NEODAAS often provides near-real time support to ship-based research missions, the most recent being the 30th Atlantic Meridional Transect (AMT); a six week annual research expedition that samples the open ocean between the UK and the southern tip of South America.
AMT is a multidisciplinary sampling programme, led by Plymouth Marine Laboratory (PML) and funded by Natural Environment Research Council's (NERC) National Capability, that undertakes biological, chemical and physical oceanographic research along the length of the Atlantic.
There is no other marine research activity like it in the Atlantic and it is a very important expedition for the marine science community, producing a unique dataset that is used by researchers around the world.
It also provides the opportunity to directly monitor changes in this expansive and dynamic ocean, and it is these somewhat challenging qualities of the Atlantic that can be largely overcome with frequent satellite imagery, by allowing a much wider view of the ocean and key oceanographic factors.
The NEODAAS team provided satellite images every week day throughout the 6 week voyage. These images presented the factors of sea surface temperature from the Sentinel 3 SLSTR sensor, and chlorophyll levels from the Sentinel 3 OLCI sensor. In total, the team provided 259 composite satellite images at the highest special resolution of 300m.
They were also able to provide products to suit the shifting needs of the mission, such as enhanced ocean colour to highlight plankton blooms and potential sargassum patches.
Dr Gavin Tilstone, scientist onboard AMT30 and Bio-optical Oceanographer at Plymouth Marine Laboratory, commented:
“The support that NEODAAS provides is extremely valuable to the scientists involved with AMT. NEODAAS’ near-real time satellite imagery provides a wider perspective of the oceanographic conditions ahead and around the ship, such as areas of high phytoplankton biomass, which help us to improve the quality of our data collection and plan our experiments. For example, this year the satellite images helped us navigate toward large patches of sargassum to facilitate sampling it for further research. In turn, we take measurements for validating the satellite imagery that we are provided by NEODAAS so that they can refine the quality of the products that they send out to the UK oceanographic community.”

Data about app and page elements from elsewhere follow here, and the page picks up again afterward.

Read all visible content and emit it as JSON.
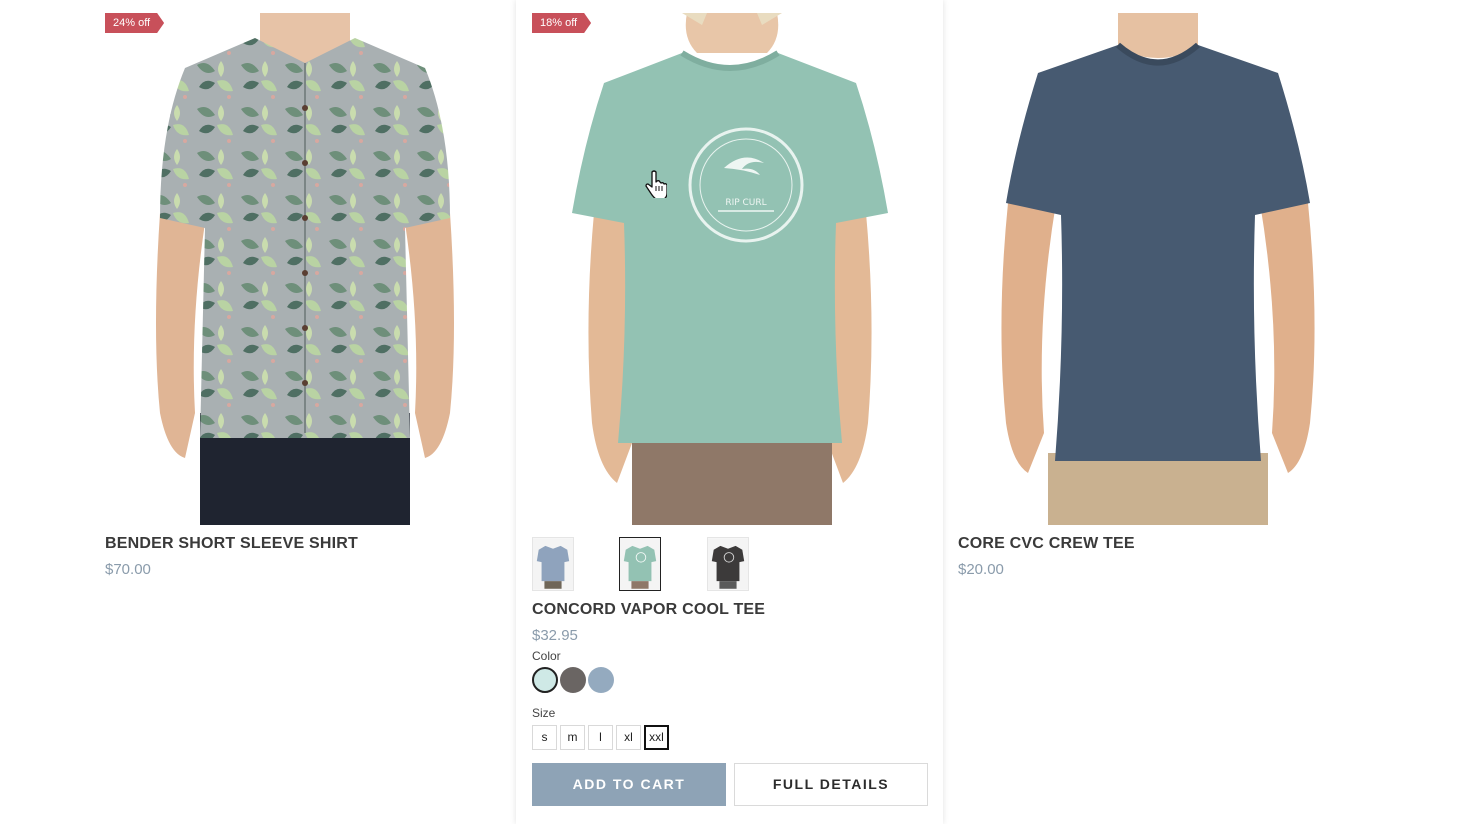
{
  "products": [
    {
      "badge": "24% off",
      "title": "BENDER SHORT SLEEVE SHIRT",
      "price": "$70.00",
      "image_icon": "floral-shirt-photo"
    },
    {
      "badge": "18% off",
      "title": "CONCORD VAPOR COOL TEE",
      "price": "$32.95",
      "image_icon": "mint-tee-photo",
      "thumbnails": [
        "blue-tee-thumbnail",
        "mint-tee-thumbnail",
        "charcoal-tee-thumbnail"
      ],
      "color_label": "Color",
      "colors": [
        "#cfe9e6",
        "#6a6563",
        "#94aabf"
      ],
      "size_label": "Size",
      "sizes": [
        "s",
        "m",
        "l",
        "xl",
        "xxl"
      ],
      "selected_size": "xxl",
      "add_to_cart": "ADD TO CART",
      "full_details": "FULL DETAILS"
    },
    {
      "title": "CORE CVC CREW TEE",
      "price": "$20.00",
      "image_icon": "navy-tee-photo"
    }
  ],
  "accent_colors": {
    "badge": "#c8505a",
    "price": "#8a9bab",
    "cart_button": "#8ea3b6"
  }
}
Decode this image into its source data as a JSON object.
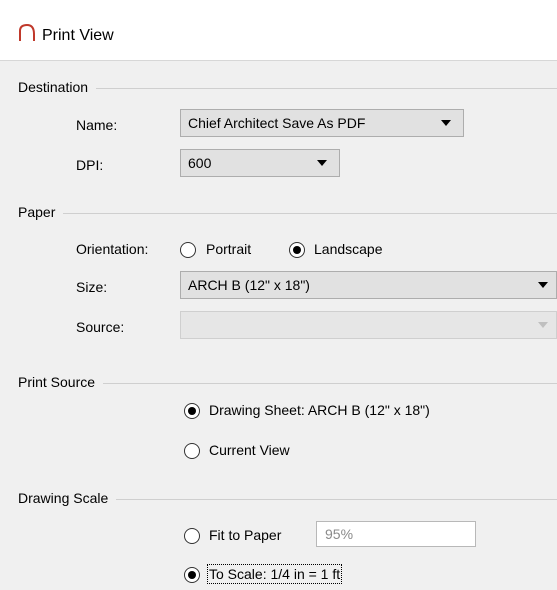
{
  "window": {
    "title": "Print View",
    "icon": "arch-icon"
  },
  "destination": {
    "section_label": "Destination",
    "name_label": "Name:",
    "name_value": "Chief Architect Save As PDF",
    "dpi_label": "DPI:",
    "dpi_value": "600"
  },
  "paper": {
    "section_label": "Paper",
    "orientation_label": "Orientation:",
    "portrait_label": "Portrait",
    "landscape_label": "Landscape",
    "orientation_selected": "Landscape",
    "size_label": "Size:",
    "size_value": "ARCH B  (12\" x 18\")",
    "source_label": "Source:",
    "source_value": ""
  },
  "print_source": {
    "section_label": "Print Source",
    "drawing_sheet_label": "Drawing Sheet: ARCH B  (12\" x 18\")",
    "current_view_label": "Current View",
    "selected": "Drawing Sheet"
  },
  "drawing_scale": {
    "section_label": "Drawing Scale",
    "fit_to_paper_label": "Fit to Paper",
    "fit_percent": "95%",
    "to_scale_label": "To Scale: 1/4 in = 1 ft",
    "selected": "To Scale"
  },
  "colors": {
    "accent_icon": "#c0392b"
  }
}
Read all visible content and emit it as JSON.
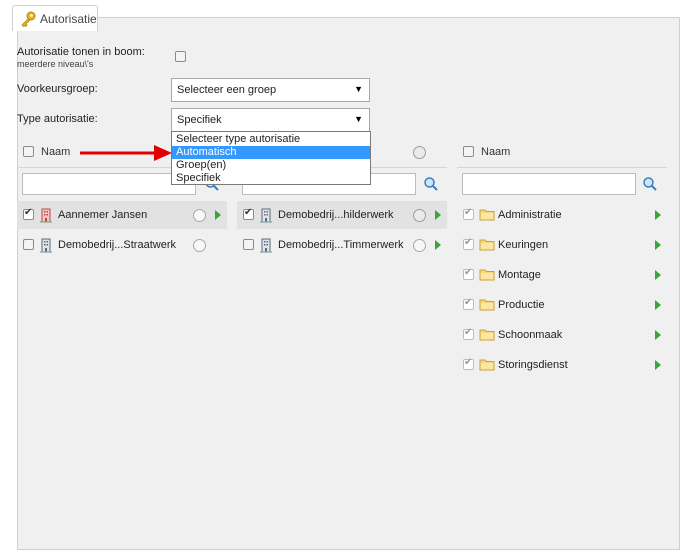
{
  "tab": {
    "label": "Autorisatie",
    "icon": "key-icon"
  },
  "form": {
    "tree_label": "Autorisatie tonen in boom:",
    "tree_sublabel": "meerdere niveau\\'s",
    "pref_group_label": "Voorkeursgroep:",
    "pref_group_value": "Selecteer een groep",
    "auth_type_label": "Type autorisatie:",
    "auth_type_value": "Specifiek"
  },
  "dropdown_options": [
    "Selecteer type autorisatie",
    "Automatisch",
    "Groep(en)",
    "Specifiek"
  ],
  "dropdown_selected": "Automatisch",
  "columns": {
    "col1_header": "Naam",
    "col3_header": "Naam",
    "col1_rows": [
      {
        "label": "Aannemer Jansen",
        "checked": true
      },
      {
        "label": "Demobedrij...Straatwerk",
        "checked": false
      }
    ],
    "col2_rows": [
      {
        "label": "Demobedrij...hilderwerk",
        "checked": true
      },
      {
        "label": "Demobedrij...Timmerwerk",
        "checked": false
      }
    ],
    "col3_rows": [
      {
        "label": "Administratie"
      },
      {
        "label": "Keuringen"
      },
      {
        "label": "Montage"
      },
      {
        "label": "Productie"
      },
      {
        "label": "Schoonmaak"
      },
      {
        "label": "Storingsdienst"
      }
    ]
  },
  "colors": {
    "selection": "#3399ff",
    "arrow": "#e00000",
    "play": "#3aa63a",
    "panel_bg": "#f0f0f0"
  }
}
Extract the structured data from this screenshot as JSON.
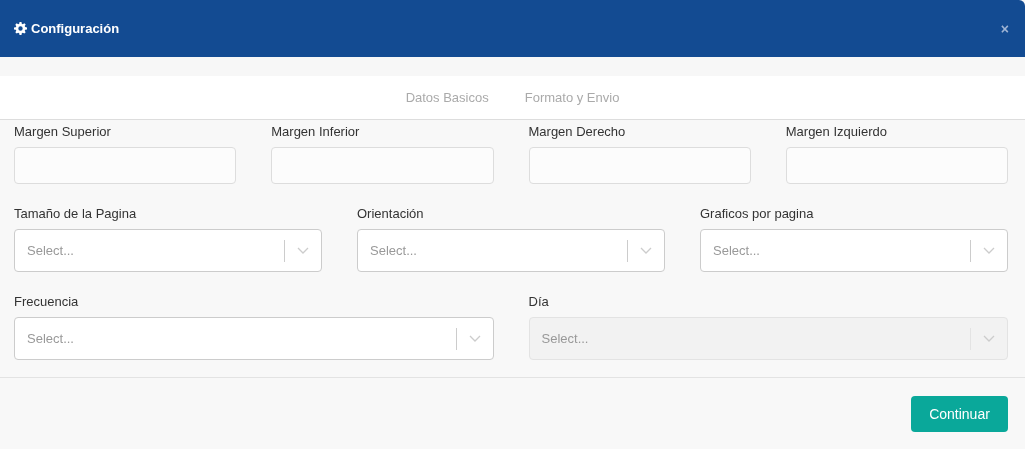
{
  "dialog": {
    "title": "Configuración",
    "close": "×"
  },
  "tabs": [
    {
      "label": "Datos Basicos",
      "selected": false
    },
    {
      "label": "Formato y Envio",
      "selected": false
    }
  ],
  "margins": [
    {
      "label": "Margen Superior"
    },
    {
      "label": "Margen Inferior"
    },
    {
      "label": "Margen Derecho"
    },
    {
      "label": "Margen Izquierdo"
    }
  ],
  "selects_row_1": [
    {
      "label": "Tamaño de la Pagina",
      "placeholder": "Select...",
      "disabled": false
    },
    {
      "label": "Orientación",
      "placeholder": "Select...",
      "disabled": false
    },
    {
      "label": "Graficos por pagina",
      "placeholder": "Select...",
      "disabled": false
    }
  ],
  "selects_row_2": [
    {
      "label": "Frecuencia",
      "placeholder": "Select...",
      "disabled": false
    },
    {
      "label": "Día",
      "placeholder": "Select...",
      "disabled": true
    }
  ],
  "footer": {
    "button": "Continuar"
  }
}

Silvia Pardo, Research Scientist in NEODAAS, added:
“As well as providing near-real time data while the cruise is ongoing, NEODAAS utilises data collected during AMT to validate satellite data products they are providing. For example, data from previous AMT cruises helped determine the most accurate chlorophyll retrieval algorithm which was then used to provide data for this cruise.”